Field Welding of Ribbon Rail

Taking the last clack " out of the "clickety-clack" so familiar to railroad travelers is the job of Southern's track forces as they accelerate the program of field welding of ribbon rail.

Using a process known as Thermit welding for joining together the quarter-mile strands of ribbon rail, Southern's track forces are now eliminating all joints in rail where the ribbon rail and field-welding process is being used ( except for insulated joints at Centralized Traffic Control-CTC-signal control locations) .

Unloading quarter-mile strands of ribbon rail from one of Southern's three rail trains. A Southern-developed rail unloader feeds out two rails simultaneously, laying it on rail cradles between the rail to be taken up.

Ribbon rail (jointed rail previously taken up, shipped back to Southern's Inman Yard outside Atlanta, inspected, cropped and plant-welded into quarter-mile strands) is delivered to the field in one of Southern's three rail trains where it is unloaded by a Southern developed unloader which simultaneously feeds two strands of rail from the rail train, laying them on rail cradles inside the rail to be taken up.

Following the rail train is an assortment of specialized equipment which takes up the old rail, lays the ribbon rail in place, spikes the tie plates down and anchors the rail to the tie plates. A temporary joint bar is installed to hold the quarter-mile rail sections in position until welded. The in-field welding is done where two quarter mile strands of rail meet and where a permanent rail joint bar would have been installed in the past. For rail laying, Southern has developed a preheater which is a self-contained machine equipped with propane heaters. The rail is pre-heated before being anchored to eliminate rail expansion in warm weather.

End and side view of special fire bricks and metal brick covers that form mold box around rail to be welded.

To prepare the rail ends for welding, a small section of rail measuring approximately 15/16-inch is cut off the end of one rail using a cutting torch. Both rail ends are cleaned. The two rails to be welded are then aligned on the top and sides of the ball of the rail, and the gap between the rail ends is checked with a gauge for accurate spacing.

A metal framework is then attached to the rails which will hold a heating torch, a crucible containing molten metal and clamps for clamping in the mold box in place around the area to be welded.

The mold box consists of two specially-shaped fire bricks and metal brick covers. The two halves of the fire bricks are fitted against the gap in the rail and the matched covers placed' over the bricks. All is held in place by clamps. The outside edges of the mold box are packed with a sand and fire clay mixture around all sides to prevent leakage of the molten metal from the mold box.

Mold box installed on rail and clamped in place. Edges of mold box are packed with a sand and fire clay mixture to prevent molten metal leaking out.

After attaching the mold box a heating torch is applied to the rail ends, heating them until they begin to flux. During the time the rail ends are heating ( approximately 11 minutes) , the crucible is mounted on the framework, filled with welding compound and an ignitor fuse is set in the compound.

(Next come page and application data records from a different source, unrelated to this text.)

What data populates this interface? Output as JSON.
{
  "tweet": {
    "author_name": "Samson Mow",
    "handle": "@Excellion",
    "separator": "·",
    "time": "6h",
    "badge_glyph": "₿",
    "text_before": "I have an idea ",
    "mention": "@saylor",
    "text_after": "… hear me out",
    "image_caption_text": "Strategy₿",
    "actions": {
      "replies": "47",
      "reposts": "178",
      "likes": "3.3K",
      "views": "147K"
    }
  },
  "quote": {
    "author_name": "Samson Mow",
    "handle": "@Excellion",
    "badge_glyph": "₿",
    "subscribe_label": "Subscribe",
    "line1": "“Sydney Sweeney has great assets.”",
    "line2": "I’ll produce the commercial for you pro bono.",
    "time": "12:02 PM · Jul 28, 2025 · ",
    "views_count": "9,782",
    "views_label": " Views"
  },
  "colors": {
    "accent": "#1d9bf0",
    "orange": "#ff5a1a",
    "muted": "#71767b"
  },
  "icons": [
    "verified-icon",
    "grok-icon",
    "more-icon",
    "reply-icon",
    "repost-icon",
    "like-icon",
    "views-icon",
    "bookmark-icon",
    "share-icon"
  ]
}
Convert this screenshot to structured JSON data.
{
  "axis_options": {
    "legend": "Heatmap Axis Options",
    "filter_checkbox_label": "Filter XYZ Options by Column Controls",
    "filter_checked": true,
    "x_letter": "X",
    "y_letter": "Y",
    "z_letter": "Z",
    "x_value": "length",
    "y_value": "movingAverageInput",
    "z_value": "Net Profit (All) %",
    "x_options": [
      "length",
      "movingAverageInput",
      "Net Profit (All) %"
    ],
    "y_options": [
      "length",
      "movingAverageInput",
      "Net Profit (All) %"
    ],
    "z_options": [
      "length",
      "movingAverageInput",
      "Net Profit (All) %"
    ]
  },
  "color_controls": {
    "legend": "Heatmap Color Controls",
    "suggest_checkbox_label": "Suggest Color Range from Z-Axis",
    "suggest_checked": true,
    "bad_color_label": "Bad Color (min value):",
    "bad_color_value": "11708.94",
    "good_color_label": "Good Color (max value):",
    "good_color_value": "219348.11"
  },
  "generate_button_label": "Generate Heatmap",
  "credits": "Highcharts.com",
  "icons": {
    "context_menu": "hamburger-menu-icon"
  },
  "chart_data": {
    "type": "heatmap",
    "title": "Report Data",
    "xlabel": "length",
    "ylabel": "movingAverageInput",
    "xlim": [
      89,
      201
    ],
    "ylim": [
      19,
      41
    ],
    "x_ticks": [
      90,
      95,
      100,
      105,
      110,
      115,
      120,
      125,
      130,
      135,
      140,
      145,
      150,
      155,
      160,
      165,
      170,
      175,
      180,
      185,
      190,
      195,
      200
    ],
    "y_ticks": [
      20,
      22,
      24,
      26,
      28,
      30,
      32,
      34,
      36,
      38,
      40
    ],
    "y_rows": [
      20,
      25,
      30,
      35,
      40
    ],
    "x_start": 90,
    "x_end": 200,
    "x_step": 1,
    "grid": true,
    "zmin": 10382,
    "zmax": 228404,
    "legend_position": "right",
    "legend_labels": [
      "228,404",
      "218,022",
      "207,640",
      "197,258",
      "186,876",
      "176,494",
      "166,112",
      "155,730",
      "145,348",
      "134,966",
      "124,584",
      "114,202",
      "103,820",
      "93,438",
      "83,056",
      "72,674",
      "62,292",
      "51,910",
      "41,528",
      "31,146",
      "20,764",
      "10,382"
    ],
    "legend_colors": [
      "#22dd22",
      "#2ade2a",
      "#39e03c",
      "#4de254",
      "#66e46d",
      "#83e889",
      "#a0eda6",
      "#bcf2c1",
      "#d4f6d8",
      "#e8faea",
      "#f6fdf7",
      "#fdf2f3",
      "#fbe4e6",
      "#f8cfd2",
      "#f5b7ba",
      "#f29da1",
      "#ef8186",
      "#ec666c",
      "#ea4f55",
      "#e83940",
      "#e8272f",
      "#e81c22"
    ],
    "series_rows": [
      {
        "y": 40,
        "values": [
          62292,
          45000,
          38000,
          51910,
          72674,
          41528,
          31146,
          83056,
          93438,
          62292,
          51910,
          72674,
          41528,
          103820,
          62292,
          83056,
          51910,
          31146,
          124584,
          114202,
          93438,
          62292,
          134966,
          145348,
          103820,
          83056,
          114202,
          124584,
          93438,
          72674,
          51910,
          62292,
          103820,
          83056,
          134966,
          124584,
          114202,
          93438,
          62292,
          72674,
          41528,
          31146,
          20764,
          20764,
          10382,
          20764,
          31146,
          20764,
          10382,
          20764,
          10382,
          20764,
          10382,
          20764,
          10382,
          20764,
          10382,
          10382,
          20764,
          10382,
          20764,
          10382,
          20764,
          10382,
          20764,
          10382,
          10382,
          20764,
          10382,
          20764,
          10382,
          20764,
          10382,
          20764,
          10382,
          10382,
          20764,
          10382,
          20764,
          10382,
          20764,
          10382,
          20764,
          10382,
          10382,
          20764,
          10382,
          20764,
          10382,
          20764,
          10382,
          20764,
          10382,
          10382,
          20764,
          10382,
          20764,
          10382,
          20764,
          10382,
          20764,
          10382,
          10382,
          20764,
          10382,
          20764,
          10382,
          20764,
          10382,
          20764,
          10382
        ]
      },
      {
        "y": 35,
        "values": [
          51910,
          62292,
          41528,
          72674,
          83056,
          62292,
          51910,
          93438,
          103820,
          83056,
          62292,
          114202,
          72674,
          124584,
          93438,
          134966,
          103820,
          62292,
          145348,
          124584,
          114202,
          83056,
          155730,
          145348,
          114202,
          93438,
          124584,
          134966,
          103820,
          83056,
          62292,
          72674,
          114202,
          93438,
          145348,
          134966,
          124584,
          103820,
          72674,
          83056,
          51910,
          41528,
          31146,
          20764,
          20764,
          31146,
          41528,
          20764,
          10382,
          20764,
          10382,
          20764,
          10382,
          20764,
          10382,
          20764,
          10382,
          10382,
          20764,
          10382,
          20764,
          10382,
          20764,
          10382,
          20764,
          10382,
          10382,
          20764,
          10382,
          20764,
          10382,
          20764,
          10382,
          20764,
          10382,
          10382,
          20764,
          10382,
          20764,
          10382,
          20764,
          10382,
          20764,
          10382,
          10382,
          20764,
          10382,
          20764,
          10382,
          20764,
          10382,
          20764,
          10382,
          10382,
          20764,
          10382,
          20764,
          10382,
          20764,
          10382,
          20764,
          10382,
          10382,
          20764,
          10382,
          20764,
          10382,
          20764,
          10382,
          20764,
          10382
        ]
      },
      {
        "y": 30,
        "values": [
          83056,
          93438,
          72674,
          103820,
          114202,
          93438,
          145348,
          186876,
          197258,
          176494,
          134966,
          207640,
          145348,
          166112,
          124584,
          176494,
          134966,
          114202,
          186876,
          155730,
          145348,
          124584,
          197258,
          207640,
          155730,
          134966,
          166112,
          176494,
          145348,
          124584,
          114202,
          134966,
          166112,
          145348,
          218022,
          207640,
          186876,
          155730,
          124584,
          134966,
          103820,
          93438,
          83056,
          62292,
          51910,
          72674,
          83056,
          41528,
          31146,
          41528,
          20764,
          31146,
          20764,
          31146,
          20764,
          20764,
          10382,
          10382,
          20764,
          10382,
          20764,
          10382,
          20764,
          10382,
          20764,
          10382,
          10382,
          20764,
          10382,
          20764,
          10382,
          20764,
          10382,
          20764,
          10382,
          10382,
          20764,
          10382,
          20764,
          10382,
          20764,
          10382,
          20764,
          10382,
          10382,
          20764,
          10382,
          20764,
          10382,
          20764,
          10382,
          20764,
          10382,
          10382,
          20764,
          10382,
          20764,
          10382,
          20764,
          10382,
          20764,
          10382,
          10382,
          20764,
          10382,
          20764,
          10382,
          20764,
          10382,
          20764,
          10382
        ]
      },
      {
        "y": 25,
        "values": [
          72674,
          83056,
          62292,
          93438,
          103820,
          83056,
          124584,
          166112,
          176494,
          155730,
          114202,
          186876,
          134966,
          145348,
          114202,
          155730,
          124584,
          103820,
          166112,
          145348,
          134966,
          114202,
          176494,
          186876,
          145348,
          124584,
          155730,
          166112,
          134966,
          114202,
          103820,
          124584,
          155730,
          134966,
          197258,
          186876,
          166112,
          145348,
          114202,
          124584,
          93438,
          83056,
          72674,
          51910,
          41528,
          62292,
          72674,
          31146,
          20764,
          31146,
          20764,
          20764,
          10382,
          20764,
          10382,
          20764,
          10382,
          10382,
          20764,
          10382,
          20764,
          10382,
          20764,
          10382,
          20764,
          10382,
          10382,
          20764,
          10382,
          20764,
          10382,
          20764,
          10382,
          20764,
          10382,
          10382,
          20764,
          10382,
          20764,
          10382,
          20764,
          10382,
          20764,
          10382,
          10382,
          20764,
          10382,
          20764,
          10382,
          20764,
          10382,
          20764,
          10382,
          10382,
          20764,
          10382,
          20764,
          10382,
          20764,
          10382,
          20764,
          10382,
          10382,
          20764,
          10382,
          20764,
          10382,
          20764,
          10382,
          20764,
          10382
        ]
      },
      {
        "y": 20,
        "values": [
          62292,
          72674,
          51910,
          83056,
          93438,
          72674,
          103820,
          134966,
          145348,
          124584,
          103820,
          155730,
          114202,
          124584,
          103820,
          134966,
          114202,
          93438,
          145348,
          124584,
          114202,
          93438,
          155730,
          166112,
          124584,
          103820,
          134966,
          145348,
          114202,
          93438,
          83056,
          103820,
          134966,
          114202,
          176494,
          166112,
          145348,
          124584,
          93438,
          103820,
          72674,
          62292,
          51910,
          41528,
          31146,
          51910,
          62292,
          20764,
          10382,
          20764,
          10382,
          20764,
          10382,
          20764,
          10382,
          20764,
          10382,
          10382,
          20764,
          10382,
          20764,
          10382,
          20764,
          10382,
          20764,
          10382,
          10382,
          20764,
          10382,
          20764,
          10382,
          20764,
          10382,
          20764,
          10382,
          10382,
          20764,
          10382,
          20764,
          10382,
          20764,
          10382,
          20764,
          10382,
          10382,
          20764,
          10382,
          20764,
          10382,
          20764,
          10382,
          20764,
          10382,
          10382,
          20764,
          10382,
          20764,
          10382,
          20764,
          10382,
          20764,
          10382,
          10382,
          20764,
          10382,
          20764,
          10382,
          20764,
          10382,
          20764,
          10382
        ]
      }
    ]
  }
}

A cutting torch slices out a section of a rail end where two ribbon rails are to be welded.

As soon as the flux state is reached in the rail ends, the crucible is swung around on the metal framework until it is in position over the mold box. The ignitor is lit, causing the welding compound to burn and form a molten liquid. While the welding compound is still bubbling, a plug in the bottom of the crucible is removed and the molten metal flows into the mold box around the rail.

After about five minutes setting time, the metal framework and metal brick covers are removed from the rail and the fire brick knocked off with a hammer. The excess metal around the weld is trimmed off, then ground smooth with powered grinders. The welded section is ready for traffic as soon as the ball of the rail is ground smooth.

M. L. Denton (right), process engineer, Track, and W. H. Shipp, assistant supervisor maintenance equipment, check progress of rail heating. Crucible at right contains welding compound to be ignited.

While Thermit welding is not new, the method presently used on Southern is-one that has been considerably improved and refined by the German firm that originally developed the process many years ago. Southern officers, who observed the procedures used in

'Germany, report that European railroads utilize the process much more than their American counterparts, with the German railroads making approximately 500,000, the Swiss approximately 350,000, the French 350,000 and the English 200,000 Thermit welds in track each year.

A crucible of molten metal is emptied into the mold box (overflow goes into pan on left side of rail). After metal hardens for approximately five minutes, the mold box will be removed, excess slag knocked off and the rail ground smooth.

Southern first tried out the Thermit field-welding of rail in the latter part of 1966 on portions of The Cincinnati, New Orleans & Texas Pacific. To date, 21 miles of track have now been installed using the process and it is planned that all future ribbon rail placements will utilize field-welding of the quarter-mile strands.

In addition to a smoother, quieter ride for Southern freight and passenger traffic, field-welding will reduce track maintenance by reducing the number of rail joints subject to traffic wear and tear.